══ RECORDS FOR THIS TASK ══
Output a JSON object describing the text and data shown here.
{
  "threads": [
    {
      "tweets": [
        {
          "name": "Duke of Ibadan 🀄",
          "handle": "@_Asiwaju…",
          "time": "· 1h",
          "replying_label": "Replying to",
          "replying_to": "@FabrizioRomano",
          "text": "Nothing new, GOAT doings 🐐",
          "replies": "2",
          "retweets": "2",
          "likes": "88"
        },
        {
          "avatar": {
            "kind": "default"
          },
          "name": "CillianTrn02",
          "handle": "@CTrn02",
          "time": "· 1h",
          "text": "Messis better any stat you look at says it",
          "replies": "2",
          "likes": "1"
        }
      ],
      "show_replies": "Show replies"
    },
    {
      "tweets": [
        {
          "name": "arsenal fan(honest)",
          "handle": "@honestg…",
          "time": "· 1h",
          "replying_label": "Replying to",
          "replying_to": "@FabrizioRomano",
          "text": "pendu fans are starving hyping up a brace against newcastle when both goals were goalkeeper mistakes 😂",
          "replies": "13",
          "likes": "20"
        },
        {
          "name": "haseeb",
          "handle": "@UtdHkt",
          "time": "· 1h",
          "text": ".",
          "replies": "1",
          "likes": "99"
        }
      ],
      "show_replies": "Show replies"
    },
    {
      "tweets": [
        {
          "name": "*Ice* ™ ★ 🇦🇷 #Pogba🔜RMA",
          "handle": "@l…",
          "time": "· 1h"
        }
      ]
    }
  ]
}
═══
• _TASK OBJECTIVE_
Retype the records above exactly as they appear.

• _YOUR SOLUTION_
Output a JSON object describing the text and data shown here.
{
  "threads": [
    {
      "tweets": [
        {
          "name": "Duke of Ibadan 🀄",
          "handle": "@_Asiwaju…",
          "time": "· 1h",
          "replying_label": "Replying to",
          "replying_to": "@FabrizioRomano",
          "text": "Nothing new, GOAT doings 🐐",
          "replies": "2",
          "retweets": "2",
          "likes": "88"
        },
        {
          "avatar": {
            "kind": "default"
          },
          "name": "CillianTrn02",
          "handle": "@CTrn02",
          "time": "· 1h",
          "text": "Messis better any stat you look at says it",
          "replies": "2",
          "likes": "1"
        }
      ],
      "show_replies": "Show replies"
    },
    {
      "tweets": [
        {
          "name": "arsenal fan(honest)",
          "handle": "@honestg…",
          "time": "· 1h",
          "replying_label": "Replying to",
          "replying_to": "@FabrizioRomano",
          "text": "pendu fans are starving hyping up a brace against newcastle when both goals were goalkeeper mistakes 😂",
          "replies": "13",
          "likes": "20"
        },
        {
          "name": "haseeb",
          "handle": "@UtdHkt",
          "time": "· 1h",
          "text": ".",
          "replies": "1",
          "likes": "99"
        }
      ],
      "show_replies": "Show replies"
    },
    {
      "tweets": [
        {
          "name": "*Ice* ™ ★ 🇦🇷 #Pogba🔜RMA",
          "handle": "@l…",
          "time": "· 1h"
        }
      ]
    }
  ]
}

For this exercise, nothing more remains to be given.